## Work to be completed
Please write the listing below out again exactly, leaving every picture behind.

==== Material provided ====

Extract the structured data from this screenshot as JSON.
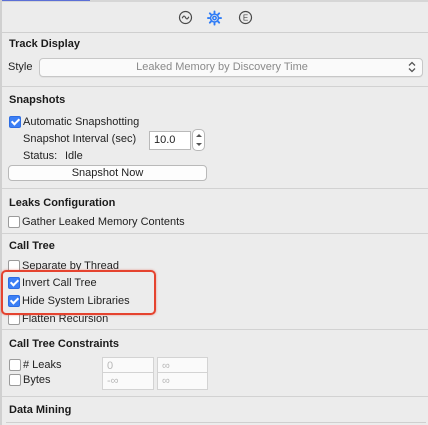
{
  "inspector_tabs": [
    {
      "name": "record-settings",
      "symbol": "~",
      "active": false
    },
    {
      "name": "display-settings",
      "symbol": "gear",
      "active": true
    },
    {
      "name": "extended-detail",
      "symbol": "E",
      "active": false
    }
  ],
  "colors": {
    "accent": "#3c7ff5",
    "highlight": "#e5432f"
  },
  "track_display": {
    "title": "Track Display",
    "style_label": "Style",
    "style_value": "Leaked Memory by Discovery Time"
  },
  "snapshots": {
    "title": "Snapshots",
    "automatic_label": "Automatic Snapshotting",
    "automatic_checked": true,
    "interval_label": "Snapshot Interval (sec)",
    "interval_value": "10.0",
    "status_label": "Status:",
    "status_value": "Idle",
    "snapshot_now_label": "Snapshot Now"
  },
  "leaks_configuration": {
    "title": "Leaks Configuration",
    "gather_label": "Gather Leaked Memory Contents",
    "gather_checked": false
  },
  "call_tree": {
    "title": "Call Tree",
    "options": [
      {
        "label": "Separate by Thread",
        "checked": false
      },
      {
        "label": "Invert Call Tree",
        "checked": true
      },
      {
        "label": "Hide System Libraries",
        "checked": true
      },
      {
        "label": "Flatten Recursion",
        "checked": false
      }
    ]
  },
  "call_tree_constraints": {
    "title": "Call Tree Constraints",
    "rows": [
      {
        "label": "# Leaks",
        "checked": false,
        "min": "0",
        "max": "∞"
      },
      {
        "label": "Bytes",
        "checked": false,
        "min": "-∞",
        "max": "∞"
      }
    ]
  },
  "data_mining": {
    "title": "Data Mining"
  }
}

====

## Solution to the exercise
Extract the structured data from this screenshot as JSON.
{
  "inspector_tabs": [
    {
      "name": "record-settings",
      "symbol": "~",
      "active": false
    },
    {
      "name": "display-settings",
      "symbol": "gear",
      "active": true
    },
    {
      "name": "extended-detail",
      "symbol": "E",
      "active": false
    }
  ],
  "colors": {
    "accent": "#3c7ff5",
    "highlight": "#e5432f"
  },
  "track_display": {
    "title": "Track Display",
    "style_label": "Style",
    "style_value": "Leaked Memory by Discovery Time"
  },
  "snapshots": {
    "title": "Snapshots",
    "automatic_label": "Automatic Snapshotting",
    "automatic_checked": true,
    "interval_label": "Snapshot Interval (sec)",
    "interval_value": "10.0",
    "status_label": "Status:",
    "status_value": "Idle",
    "snapshot_now_label": "Snapshot Now"
  },
  "leaks_configuration": {
    "title": "Leaks Configuration",
    "gather_label": "Gather Leaked Memory Contents",
    "gather_checked": false
  },
  "call_tree": {
    "title": "Call Tree",
    "options": [
      {
        "label": "Separate by Thread",
        "checked": false
      },
      {
        "label": "Invert Call Tree",
        "checked": true
      },
      {
        "label": "Hide System Libraries",
        "checked": true
      },
      {
        "label": "Flatten Recursion",
        "checked": false
      }
    ]
  },
  "call_tree_constraints": {
    "title": "Call Tree Constraints",
    "rows": [
      {
        "label": "# Leaks",
        "checked": false,
        "min": "0",
        "max": "∞"
      },
      {
        "label": "Bytes",
        "checked": false,
        "min": "-∞",
        "max": "∞"
      }
    ]
  },
  "data_mining": {
    "title": "Data Mining"
  }
}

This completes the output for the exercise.